Ardie Bryant known worldwide as the Innovator of Modern Jazz Tap and the Ambassador of Tap is a master jazz tap percussionist, tap historian, educator, director, composer, arranger, actor, choreographer and musician with eight decades of professional experience. He is both a participant in, and a contributor to, the history of the American art form tap and is one of the last living links to a generation of master dancers.
Ardie began performing at the age of five in his hometown of Dallas, Texas. In his teens, he was influenced by the music of modern jazz giants Charlie Parker and Dizzy Gillespie, and developed a new style of tap he named modern jazz tap. To further enhance the sounds of his percussive feet, Ardie designed his unique drum platform. Using the platform like a musical instrument, he created a pyrotechnic display of jazz tap percussion.

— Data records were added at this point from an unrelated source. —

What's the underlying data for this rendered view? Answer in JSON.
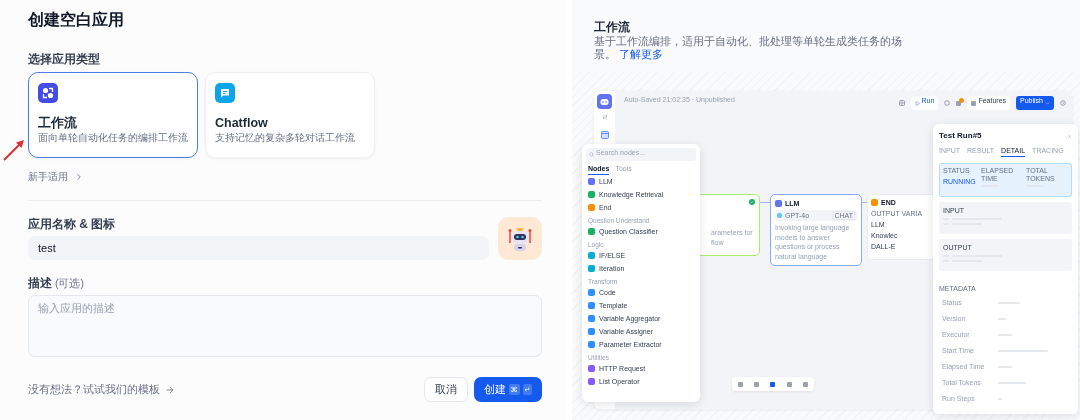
{
  "dialog": {
    "title": "创建空白应用"
  },
  "app_type": {
    "label": "选择应用类型",
    "options": [
      {
        "kind": "workflow",
        "title": "工作流",
        "description": "面向单轮自动化任务的编排工作流",
        "selected": true
      },
      {
        "kind": "chatflow",
        "title": "Chatflow",
        "description": "支持记忆的复杂多轮对话工作流",
        "selected": false
      }
    ],
    "beginner_link": "新手适用"
  },
  "name_field": {
    "label": "应用名称 & 图标",
    "value": "test"
  },
  "description_field": {
    "label": "描述",
    "optional": "(可选)",
    "placeholder": "输入应用的描述"
  },
  "template_link": "没有想法？试试我们的模板",
  "buttons": {
    "cancel": "取消",
    "create": "创建",
    "shortcut_keys": [
      "⌘",
      "↵"
    ]
  },
  "preview": {
    "title": "工作流",
    "description": "基于工作流编排，适用于自动化、批处理等单轮生成类任务的场景。",
    "learn_more": "了解更多",
    "app": {
      "save_status": "Auto-Saved 21:02:35 · Unpublished",
      "run": "Run",
      "features": "Features",
      "publish": "Publish",
      "node_picker": {
        "placeholder": "Search nodes...",
        "tabs": [
          {
            "label": "Nodes",
            "selected": true
          },
          {
            "label": "Tools",
            "selected": false
          }
        ],
        "groups": [
          {
            "items": [
              {
                "label": "LLM",
                "color": "#6172f3"
              },
              {
                "label": "Knowledge Retrieval",
                "color": "#16b364"
              },
              {
                "label": "End",
                "color": "#f79009"
              }
            ]
          },
          {
            "title": "Question Understand",
            "items": [
              {
                "label": "Question Classifier",
                "color": "#16b364"
              }
            ]
          },
          {
            "title": "Logic",
            "items": [
              {
                "label": "IF/ELSE",
                "color": "#06aed4"
              },
              {
                "label": "Iteration",
                "color": "#06aed4"
              }
            ]
          },
          {
            "title": "Transform",
            "items": [
              {
                "label": "Code",
                "color": "#2e90fa"
              },
              {
                "label": "Template",
                "color": "#2e90fa"
              },
              {
                "label": "Variable Aggregator",
                "color": "#2e90fa"
              },
              {
                "label": "Variable Assigner",
                "color": "#2e90fa"
              },
              {
                "label": "Parameter Extractor",
                "color": "#2e90fa"
              }
            ]
          },
          {
            "title": "Utilities",
            "items": [
              {
                "label": "HTTP Request",
                "color": "#875bf7"
              },
              {
                "label": "List Operator",
                "color": "#875bf7"
              }
            ]
          }
        ]
      },
      "start_node": {
        "description_lines": [
          "arameters for",
          "flow"
        ]
      },
      "llm_node": {
        "title": "LLM",
        "model": "GPT-4o",
        "mode": "CHAT",
        "description": "Invoking large language models to answer questions or process natural language"
      },
      "end_node": {
        "title": "END",
        "output_label": "OUTPUT VARIA",
        "outputs": [
          "LLM",
          "Knowlec",
          "DALL-E"
        ]
      },
      "test_run": {
        "title": "Test Run#5",
        "tabs": [
          {
            "label": "INPUT",
            "selected": false
          },
          {
            "label": "RESULT",
            "selected": false
          },
          {
            "label": "DETAIL",
            "selected": true
          },
          {
            "label": "TRACING",
            "selected": false
          }
        ],
        "status_label": "STATUS",
        "status_value": "RUNNING",
        "elapsed_label": "ELAPSED TIME",
        "tokens_label": "TOTAL TOKENS",
        "sections": [
          "INPUT",
          "OUTPUT"
        ],
        "metadata_title": "METADATA",
        "metadata": [
          "Status",
          "Version",
          "Executor",
          "Start Time",
          "Elapsed Time",
          "Total Tokens",
          "Run Steps"
        ]
      }
    }
  }
}
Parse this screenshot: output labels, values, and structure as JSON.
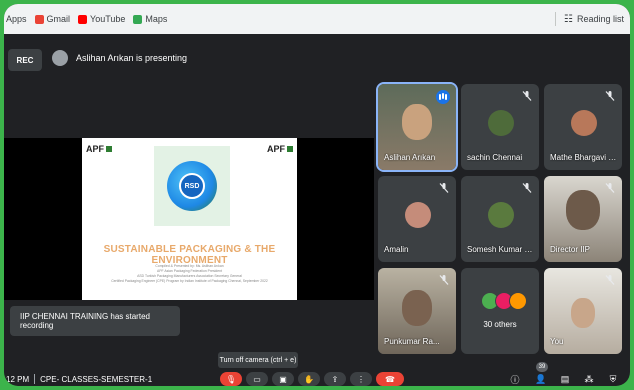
{
  "bookmarks": {
    "items": [
      {
        "label": "Apps",
        "color": "#5f6368"
      },
      {
        "label": "Gmail",
        "color": "#ea4335"
      },
      {
        "label": "YouTube",
        "color": "#ff0000"
      },
      {
        "label": "Maps",
        "color": "#34a853"
      }
    ],
    "reading_list": "Reading list"
  },
  "recording": {
    "rec_label": "REC",
    "presenter_text": "Aslihan Arıkan is presenting"
  },
  "slide": {
    "logo_left": "APF",
    "logo_right": "APF",
    "center_badge": "RSD",
    "title": "SUSTAINABLE PACKAGING & THE ENVIRONMENT",
    "lines": [
      "Compiled & Presented by: Ms. Aslihan Arıkan",
      "APF Asian Packaging Federation President",
      "ASD Turkish Packaging Manufacturers Association Secretary General",
      "Certified Packaging Engineer (CPE) Program by Indian Institute of Packaging Chennai, September 2022"
    ]
  },
  "toast": "IIP CHENNAI TRAINING has started recording",
  "participants": [
    {
      "name": "Aslihan Arıkan",
      "speaking": true,
      "color": "#c9a27e"
    },
    {
      "name": "sachin Chennai",
      "muted": true,
      "color": "#4e6b3a"
    },
    {
      "name": "Mathe Bhargavi S...",
      "muted": true,
      "color": "#b8785a"
    },
    {
      "name": "Amalin",
      "muted": true,
      "color": "#c58c7a"
    },
    {
      "name": "Somesh Kumar G...",
      "muted": true,
      "color": "#5a7a3e"
    },
    {
      "name": "Director IIP",
      "muted": true,
      "color": "#6d5a4a"
    },
    {
      "name": "Punkumar Ra...",
      "muted": true,
      "color": "#7a6250"
    },
    {
      "name": "30 others",
      "color": "#3c4043"
    },
    {
      "name": "You",
      "muted": true,
      "color": "#c8a68a"
    }
  ],
  "others_faces": [
    "#4caf50",
    "#e91e63",
    "#ff9800"
  ],
  "tooltip": "Turn off camera (ctrl + e)",
  "bottom": {
    "time": "12 PM",
    "meeting": "CPE- CLASSES-SEMESTER-1",
    "participant_count": "39"
  }
}
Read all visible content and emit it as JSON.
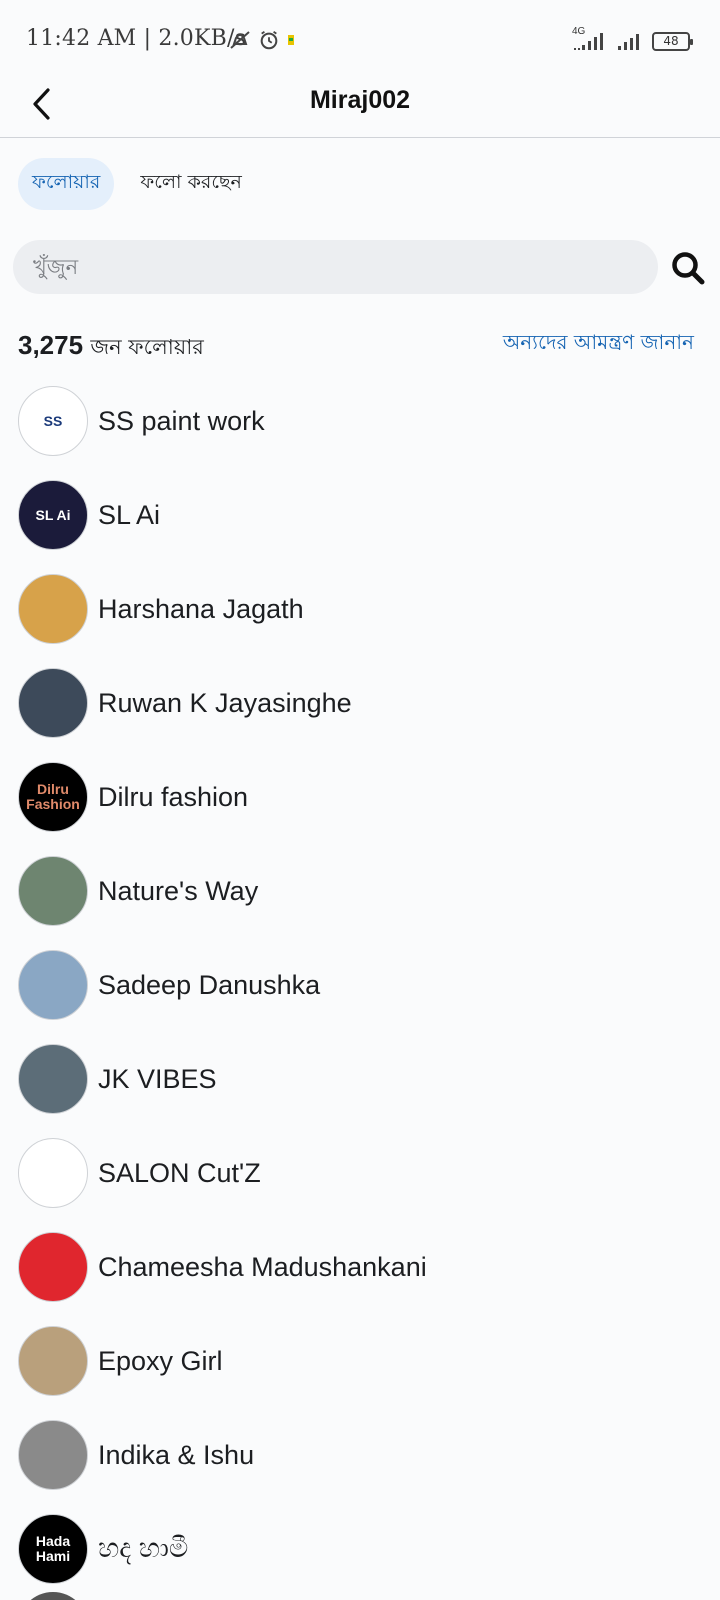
{
  "status_bar": {
    "time_speed": "11:42 AM | 2.0KB/s",
    "network": "4G",
    "battery": "48"
  },
  "header": {
    "title": "Miraj002"
  },
  "tabs": [
    {
      "label": "ফলোয়ার",
      "active": true
    },
    {
      "label": "ফলো করছেন",
      "active": false
    }
  ],
  "search": {
    "placeholder": "খুঁজুন"
  },
  "followers": {
    "count": "3,275",
    "count_suffix": "জন ফলোয়ার",
    "invite_label": "অন্যদের আমন্ত্রণ জানান"
  },
  "list": [
    {
      "name": "SS paint work",
      "avatar_text": "SS",
      "avatar_bg": "#ffffff",
      "avatar_fg": "#1b3a7a"
    },
    {
      "name": "SL Ai",
      "avatar_text": "SL Ai",
      "avatar_bg": "#1b1b3a",
      "avatar_fg": "#ffffff"
    },
    {
      "name": "Harshana Jagath",
      "avatar_text": "",
      "avatar_bg": "#d7a24a",
      "avatar_fg": "#ffffff"
    },
    {
      "name": "Ruwan K Jayasinghe",
      "avatar_text": "",
      "avatar_bg": "#3d4a5a",
      "avatar_fg": "#ffffff"
    },
    {
      "name": "Dilru fashion",
      "avatar_text": "Dilru Fashion",
      "avatar_bg": "#000000",
      "avatar_fg": "#e08a6a"
    },
    {
      "name": "Nature's Way",
      "avatar_text": "",
      "avatar_bg": "#6e8570",
      "avatar_fg": "#ffffff"
    },
    {
      "name": "Sadeep Danushka",
      "avatar_text": "",
      "avatar_bg": "#8aa7c4",
      "avatar_fg": "#ffffff"
    },
    {
      "name": "JK VIBES",
      "avatar_text": "",
      "avatar_bg": "#5c6d78",
      "avatar_fg": "#ffffff"
    },
    {
      "name": "SALON Cut'Z",
      "avatar_text": "",
      "avatar_bg": "#ffffff",
      "avatar_fg": "#222222"
    },
    {
      "name": "Chameesha Madushankani",
      "avatar_text": "",
      "avatar_bg": "#e0262e",
      "avatar_fg": "#ffffff"
    },
    {
      "name": "Epoxy Girl",
      "avatar_text": "",
      "avatar_bg": "#b9a07c",
      "avatar_fg": "#ffffff"
    },
    {
      "name": "Indika & Ishu",
      "avatar_text": "",
      "avatar_bg": "#8a8a8a",
      "avatar_fg": "#ffffff"
    },
    {
      "name": "හද හාමී",
      "avatar_text": "Hada Hami",
      "avatar_bg": "#000000",
      "avatar_fg": "#ffffff"
    }
  ],
  "colors": {
    "accent": "#1463b2",
    "active_tab_bg": "#e4effb",
    "search_bg": "#eceef1"
  }
}
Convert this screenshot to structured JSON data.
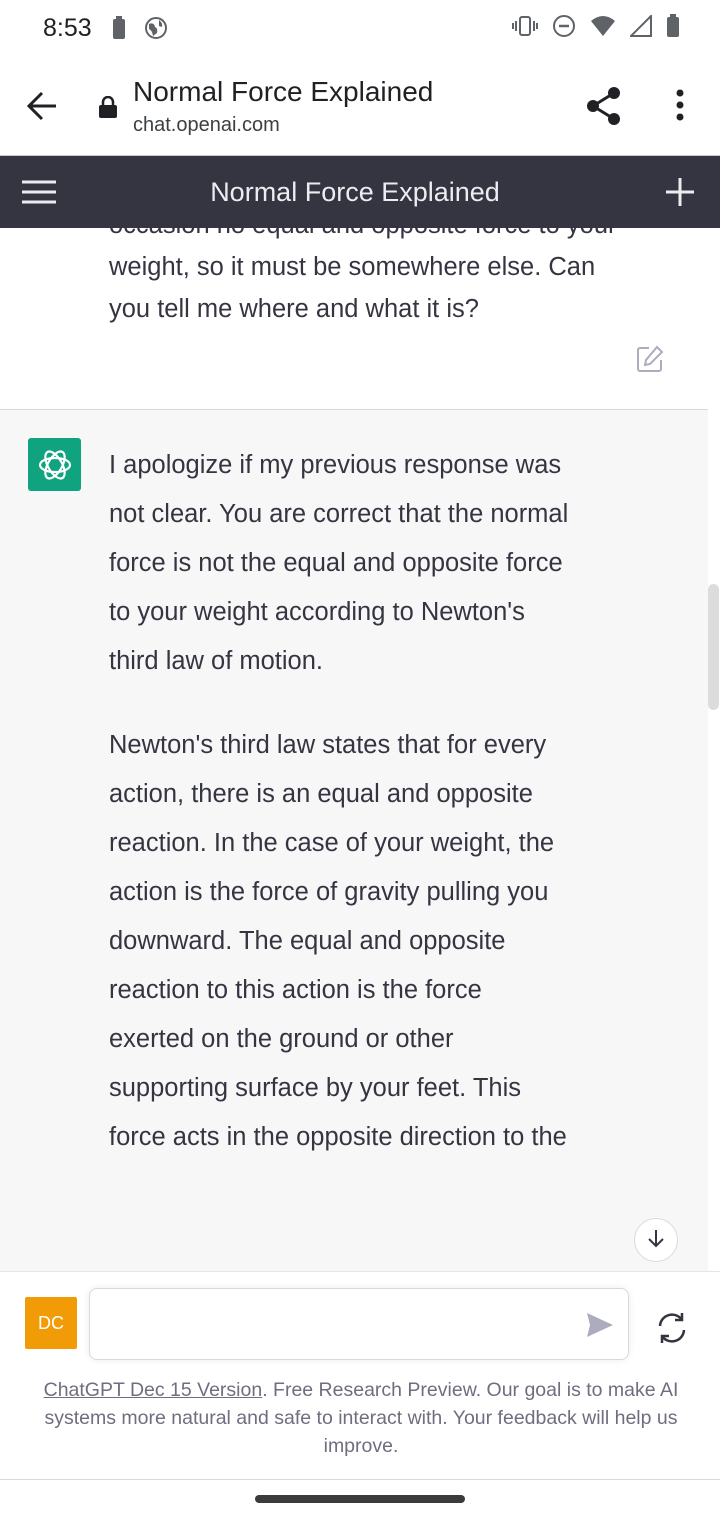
{
  "status_bar": {
    "time": "8:53"
  },
  "browser": {
    "title": "Normal Force Explained",
    "url": "chat.openai.com"
  },
  "chat_header": {
    "title": "Normal Force Explained"
  },
  "conversation": {
    "user_message": "occasion no equal and opposite force to your weight, so it must be somewhere else. Can you tell me where and what it is?",
    "assistant_paragraphs": [
      "I apologize if my previous response was not clear. You are correct that the normal force is not the equal and opposite force to your weight according to Newton's third law of motion.",
      "Newton's third law states that for every action, there is an equal and opposite reaction. In the case of your weight, the action is the force of gravity pulling you downward. The equal and opposite reaction to this action is the force exerted on the ground or other supporting surface by your feet. This force acts in the opposite direction to the"
    ]
  },
  "input": {
    "user_avatar": "DC",
    "value": "",
    "placeholder": ""
  },
  "footer": {
    "version_link": "ChatGPT Dec 15 Version",
    "note": ". Free Research Preview. Our goal is to make AI systems more natural and safe to interact with. Your feedback will help us improve."
  },
  "colors": {
    "header_bg": "#343541",
    "assistant_bg": "#f7f7f8",
    "brand_green": "#10a37f",
    "user_avatar_bg": "#f19b07"
  }
}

During his career, Ardie has been privileged to perform with such legendary artists as, Duke Ellington, Nat 'King' Cole, Count Basie, Kate Smith, Fred Allen, Woody Herman, Dizzy Gillespie, Charlie Parker, Sarah Vaughan, Cab Calloway, Ruth Brown, Lionel Hampton, Erroll Garner, Charles Mingus, Art Tatum, Lester Young, Billy May and Illinois Jacquet.
He appeared at all the major venues including The Palace, Paramount, Apollo Theaters and Carnegie Hall, and toured worldwide as a Goodwill Ambassador for the United States Department of Defense.
His dance memories and the sounds of his percussive feet are preserved in the Archives Center of the Smithsonian Institution's National Museum of American History.
In 2006, the City of Los Angeles Department of Cultural Affairs declared him a Los Angeles Cultural Treasure and named him the Ambassador of Tap for the City of LA.
As a young man, Ardie had the honor of being mentored by Bill 'Bojangles' Robinson. He told him that he was the world's original bebop dancer and that he had 'educated feet and ankles'. He advised him to live a clean life because some day he may have to carry on the art form. Ardie promised him that he would dedicate himself to the preservation of tap and pass his knowledge on to the next generation as it was passed on to him.
To fulfill that promise, Ardie has designed and developed a jazz tap technique and tap history curriculum that he has been teaching for several years, first at the Los Angeles County High School for the Arts and currently at California State University, Los Angeles. So much of the authentic dance of his era was never recorded on film, it happened spontaneously in live venues. In his lectures, Ardie brings his unique perspective to the decades of the 1940's, 50's and 60's. He recreates an entire era of tap with personal memories and rare footage from his own library. In addition, he explores the roots of tap going back to its inception in the 19th Century, bringing attention to the innovators of this magnificent American art form.
Ardie also volunteers his time as an inspirational speaker bringing his own brand of positive energy to schools, community service organizations, and inner city youth and senior centers. He recently was honored to receive the 'Legend Award' for his work in the Los Angeles senior community, from the prestigious St. Barnabas Senior Services Center at their 100th anniversary gala.
In his 80th year Ardie still continues to perform. He starred at the Calgary Stampede and recently appeared at The Walt Disney Concert Hall with the Los Angeles Master Chorale and The Luckman Jazz Orchestra, celebrating Duke Ellington's Sacred Music. He also appeared in a worldwide Pepsi commercial with Britney Spears and can be seen in the most recent IPOD commercial.